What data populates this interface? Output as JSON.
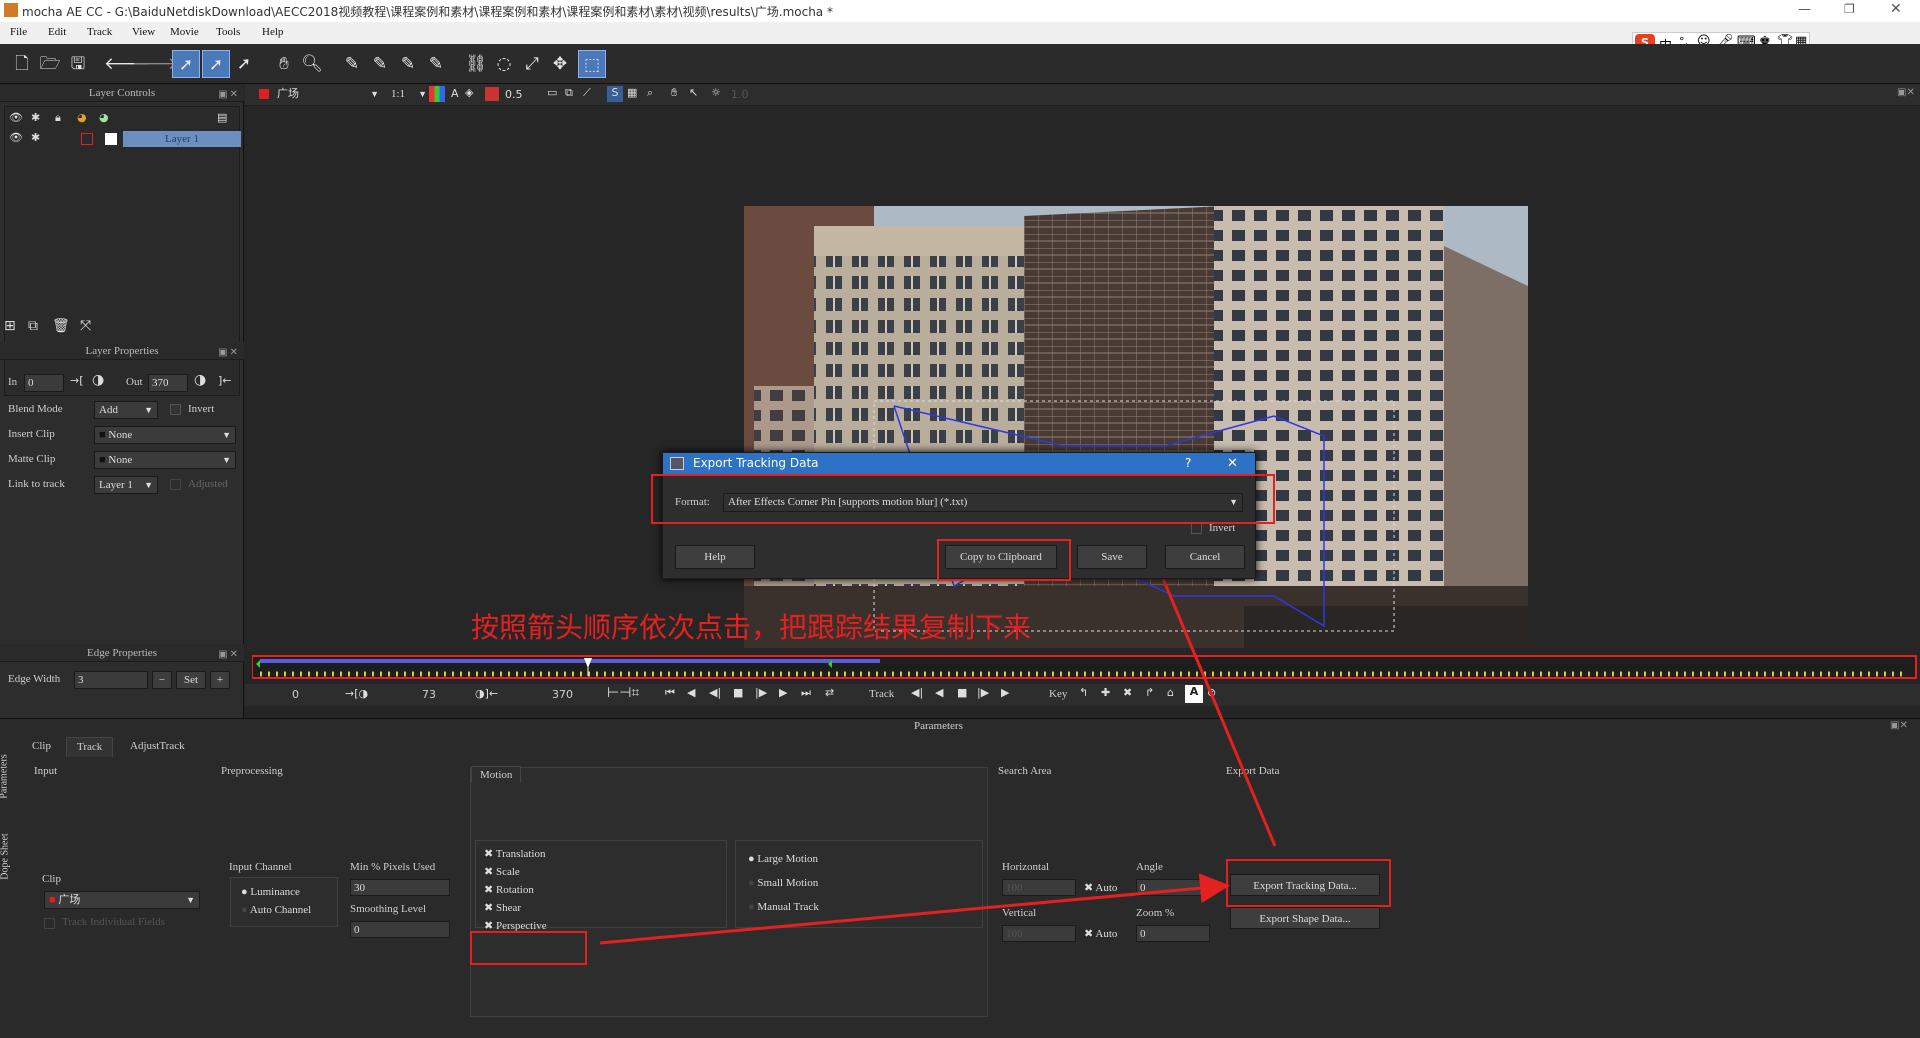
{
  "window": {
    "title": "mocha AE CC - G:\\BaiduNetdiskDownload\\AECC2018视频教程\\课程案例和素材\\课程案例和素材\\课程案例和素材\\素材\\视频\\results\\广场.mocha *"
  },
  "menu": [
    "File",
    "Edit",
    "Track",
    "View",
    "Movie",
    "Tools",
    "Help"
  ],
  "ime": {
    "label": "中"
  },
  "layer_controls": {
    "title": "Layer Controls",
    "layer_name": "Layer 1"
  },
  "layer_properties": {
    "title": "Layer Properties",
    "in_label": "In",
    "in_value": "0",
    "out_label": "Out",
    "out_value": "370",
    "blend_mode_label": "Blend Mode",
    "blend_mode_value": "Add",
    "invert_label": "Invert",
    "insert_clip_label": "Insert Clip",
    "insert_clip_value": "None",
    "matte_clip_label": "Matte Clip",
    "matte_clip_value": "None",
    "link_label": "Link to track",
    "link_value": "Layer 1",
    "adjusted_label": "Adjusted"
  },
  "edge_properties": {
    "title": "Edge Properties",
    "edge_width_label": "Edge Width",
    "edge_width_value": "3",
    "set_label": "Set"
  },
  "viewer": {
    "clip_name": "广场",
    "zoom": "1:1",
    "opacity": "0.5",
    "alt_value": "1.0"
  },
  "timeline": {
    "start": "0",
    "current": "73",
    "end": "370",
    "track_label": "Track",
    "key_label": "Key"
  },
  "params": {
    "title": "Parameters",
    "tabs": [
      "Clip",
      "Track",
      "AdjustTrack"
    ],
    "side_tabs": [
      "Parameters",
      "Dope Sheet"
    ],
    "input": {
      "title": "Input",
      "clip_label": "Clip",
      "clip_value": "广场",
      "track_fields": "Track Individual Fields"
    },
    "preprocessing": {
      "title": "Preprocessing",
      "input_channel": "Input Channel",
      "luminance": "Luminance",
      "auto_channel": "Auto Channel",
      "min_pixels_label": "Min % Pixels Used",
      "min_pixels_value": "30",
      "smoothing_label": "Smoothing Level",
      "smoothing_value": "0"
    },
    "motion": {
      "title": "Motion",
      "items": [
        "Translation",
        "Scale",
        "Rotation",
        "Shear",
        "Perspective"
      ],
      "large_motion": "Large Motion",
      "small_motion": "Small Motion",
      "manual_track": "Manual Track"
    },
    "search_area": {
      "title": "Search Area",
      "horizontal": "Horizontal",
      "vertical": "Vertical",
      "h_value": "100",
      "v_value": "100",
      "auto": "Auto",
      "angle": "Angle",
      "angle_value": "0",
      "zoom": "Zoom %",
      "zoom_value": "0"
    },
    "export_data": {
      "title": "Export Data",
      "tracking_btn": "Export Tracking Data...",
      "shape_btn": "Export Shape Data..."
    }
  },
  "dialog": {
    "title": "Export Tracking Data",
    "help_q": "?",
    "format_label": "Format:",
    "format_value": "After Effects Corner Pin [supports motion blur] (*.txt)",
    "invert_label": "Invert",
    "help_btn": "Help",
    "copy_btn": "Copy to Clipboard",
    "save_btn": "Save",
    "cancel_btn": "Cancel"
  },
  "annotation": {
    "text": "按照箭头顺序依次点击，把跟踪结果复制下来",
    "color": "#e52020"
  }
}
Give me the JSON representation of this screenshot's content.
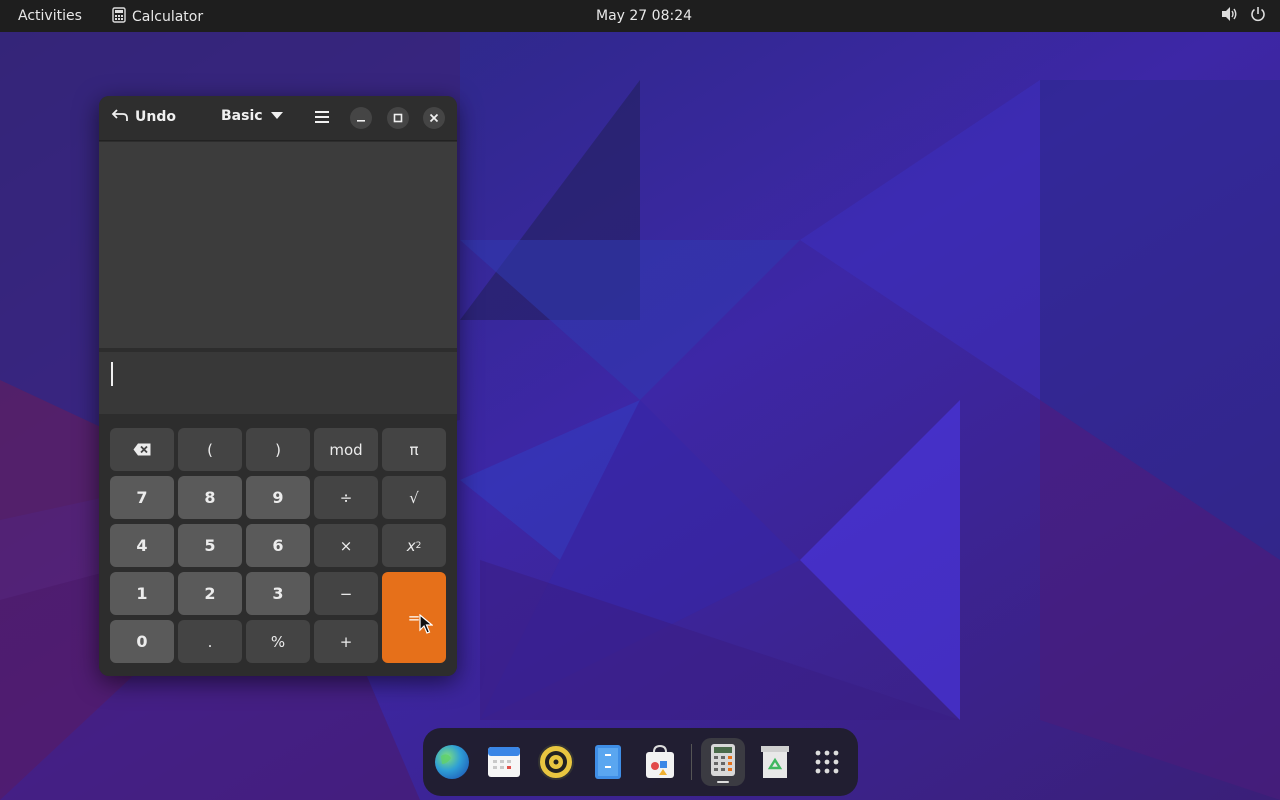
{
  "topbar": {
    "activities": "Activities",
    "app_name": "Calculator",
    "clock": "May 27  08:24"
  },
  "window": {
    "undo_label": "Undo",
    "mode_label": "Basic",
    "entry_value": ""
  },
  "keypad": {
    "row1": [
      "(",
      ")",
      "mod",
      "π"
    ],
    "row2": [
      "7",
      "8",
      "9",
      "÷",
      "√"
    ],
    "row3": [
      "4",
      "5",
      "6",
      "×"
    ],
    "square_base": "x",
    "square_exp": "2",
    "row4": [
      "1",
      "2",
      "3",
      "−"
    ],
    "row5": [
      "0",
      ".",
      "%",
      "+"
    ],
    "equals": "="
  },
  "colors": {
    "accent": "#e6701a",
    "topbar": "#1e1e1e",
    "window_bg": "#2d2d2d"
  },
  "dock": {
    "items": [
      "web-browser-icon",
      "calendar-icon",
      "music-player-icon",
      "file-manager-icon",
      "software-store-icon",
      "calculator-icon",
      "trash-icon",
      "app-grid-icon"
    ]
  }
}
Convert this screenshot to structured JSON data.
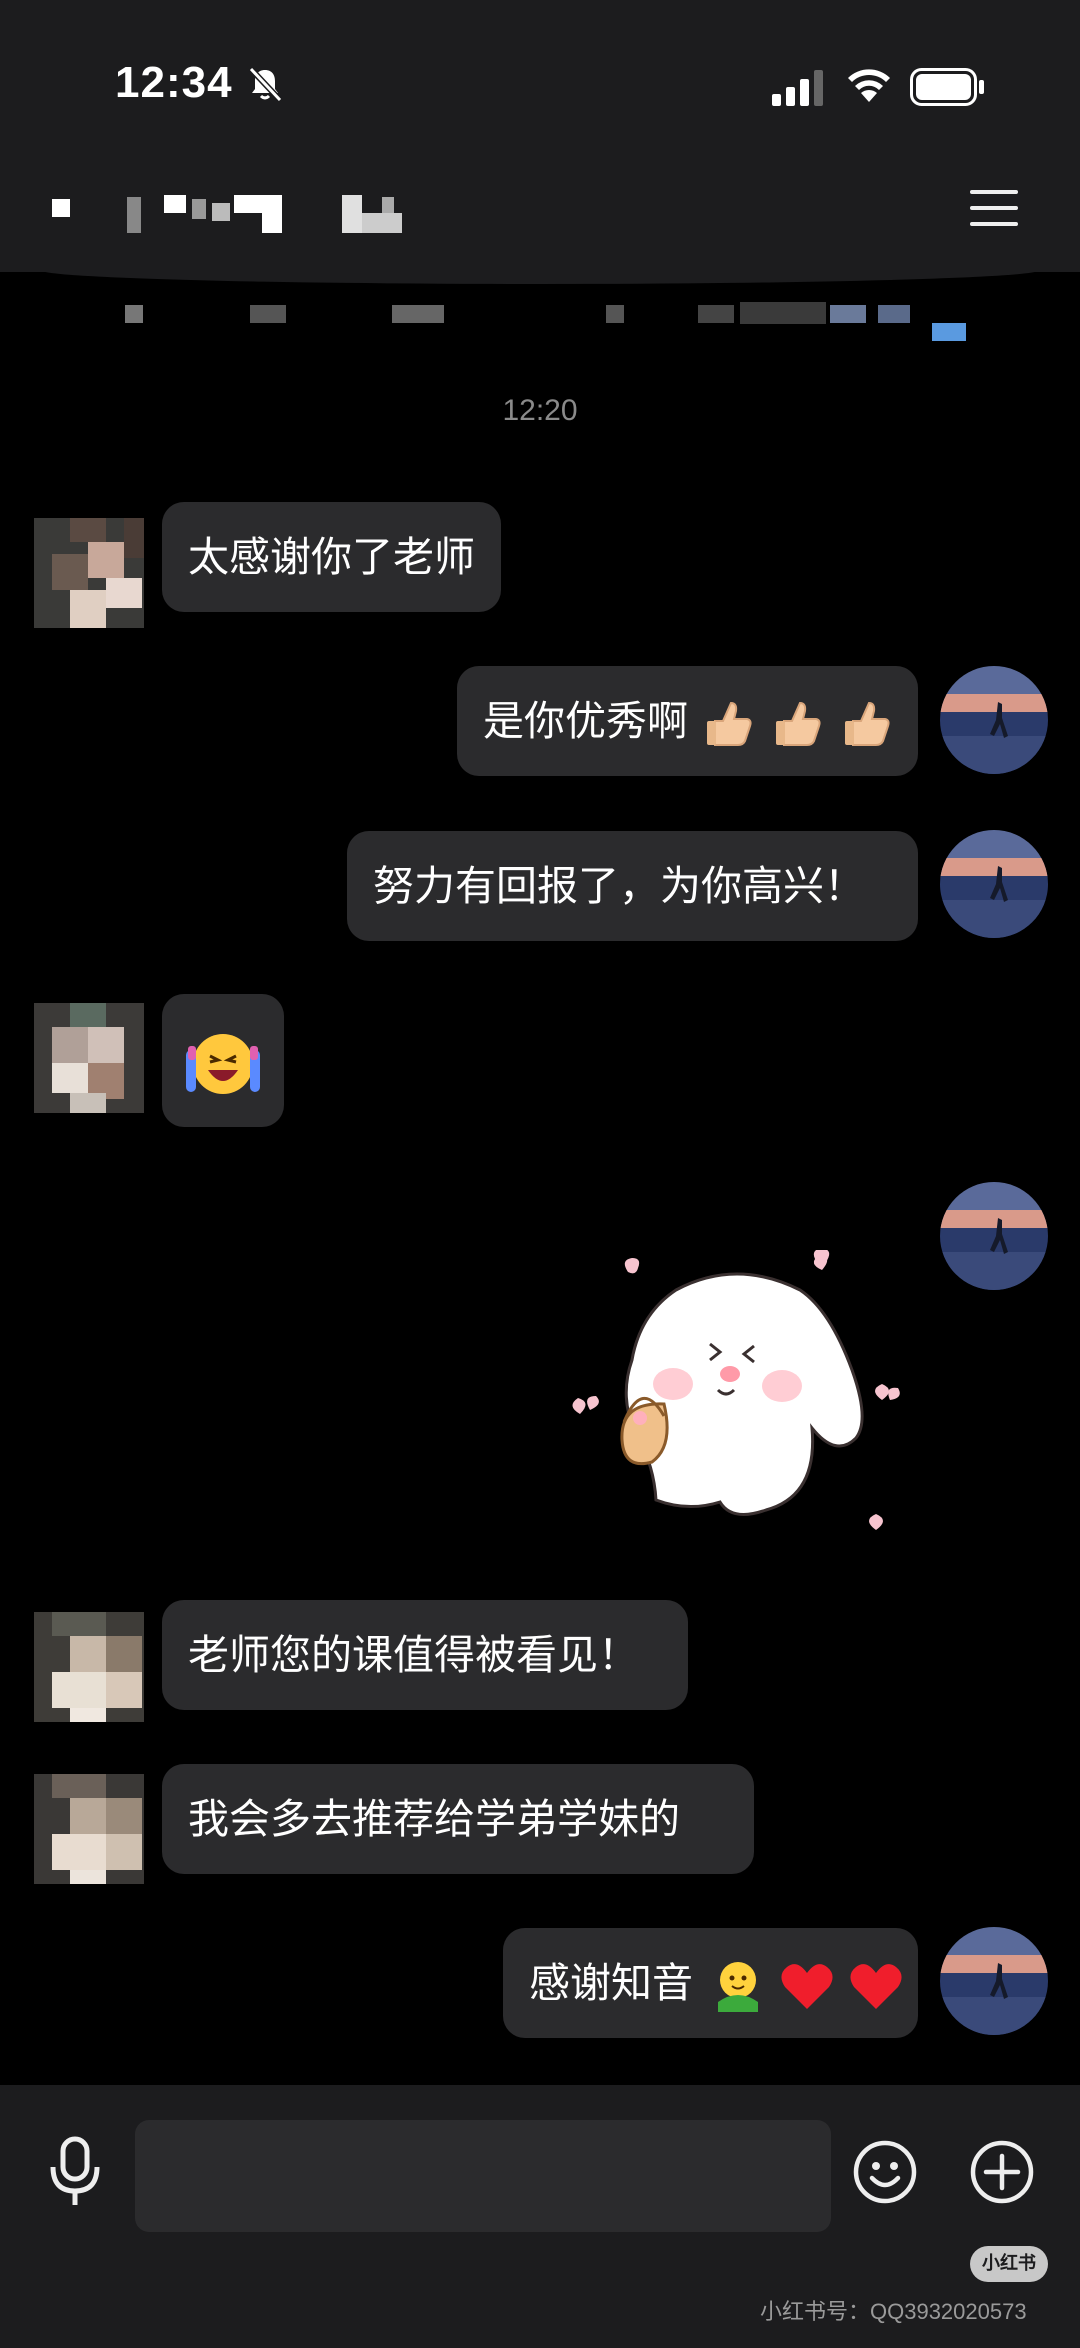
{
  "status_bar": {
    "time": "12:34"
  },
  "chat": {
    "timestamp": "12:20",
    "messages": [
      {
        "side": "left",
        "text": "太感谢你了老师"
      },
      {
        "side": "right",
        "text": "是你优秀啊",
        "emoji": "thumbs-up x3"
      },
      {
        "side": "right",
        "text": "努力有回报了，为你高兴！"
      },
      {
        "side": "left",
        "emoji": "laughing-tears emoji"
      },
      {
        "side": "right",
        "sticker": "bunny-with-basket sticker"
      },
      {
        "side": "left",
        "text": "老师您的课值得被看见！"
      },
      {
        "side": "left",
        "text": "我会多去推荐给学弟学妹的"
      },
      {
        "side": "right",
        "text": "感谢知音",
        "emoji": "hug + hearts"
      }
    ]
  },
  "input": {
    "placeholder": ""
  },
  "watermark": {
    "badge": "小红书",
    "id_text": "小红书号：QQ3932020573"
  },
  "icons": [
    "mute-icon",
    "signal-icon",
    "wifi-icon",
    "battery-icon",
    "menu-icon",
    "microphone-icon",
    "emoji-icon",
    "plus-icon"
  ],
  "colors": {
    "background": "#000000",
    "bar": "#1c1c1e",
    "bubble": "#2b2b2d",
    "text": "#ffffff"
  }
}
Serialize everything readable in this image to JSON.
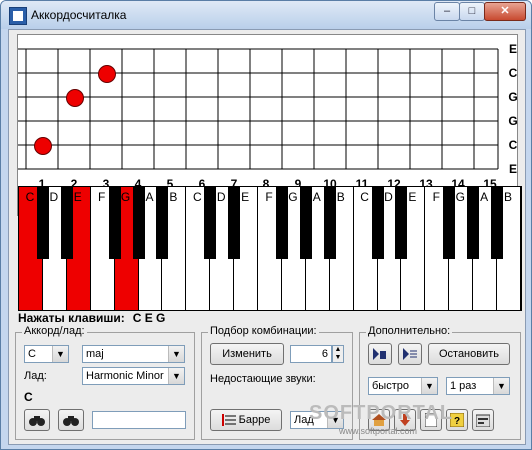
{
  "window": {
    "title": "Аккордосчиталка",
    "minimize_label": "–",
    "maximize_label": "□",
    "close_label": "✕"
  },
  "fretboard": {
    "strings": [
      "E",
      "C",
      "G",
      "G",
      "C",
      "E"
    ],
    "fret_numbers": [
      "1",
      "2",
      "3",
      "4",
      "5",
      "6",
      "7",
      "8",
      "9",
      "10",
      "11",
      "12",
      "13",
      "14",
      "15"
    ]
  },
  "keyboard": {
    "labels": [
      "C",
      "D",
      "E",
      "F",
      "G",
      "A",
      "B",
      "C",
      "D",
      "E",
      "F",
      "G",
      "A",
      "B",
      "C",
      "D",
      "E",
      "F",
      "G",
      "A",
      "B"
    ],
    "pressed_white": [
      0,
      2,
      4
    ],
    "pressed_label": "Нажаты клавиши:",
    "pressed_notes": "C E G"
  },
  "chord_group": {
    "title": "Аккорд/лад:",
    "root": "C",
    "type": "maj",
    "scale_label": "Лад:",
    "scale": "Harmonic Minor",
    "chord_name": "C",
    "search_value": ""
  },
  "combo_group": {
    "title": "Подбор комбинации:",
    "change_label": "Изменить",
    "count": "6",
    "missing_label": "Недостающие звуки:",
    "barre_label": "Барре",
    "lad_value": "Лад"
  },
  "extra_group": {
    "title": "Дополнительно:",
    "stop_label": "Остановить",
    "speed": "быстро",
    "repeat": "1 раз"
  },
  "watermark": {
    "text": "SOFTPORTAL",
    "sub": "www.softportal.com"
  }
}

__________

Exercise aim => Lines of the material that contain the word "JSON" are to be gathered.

Solution to this exercise =>
What data populates this interface? Output as JSON.
Give me the JSON representation of this screenshot's content.
Convert this screenshot to structured JSON data.
Serialize everything readable in this image to JSON.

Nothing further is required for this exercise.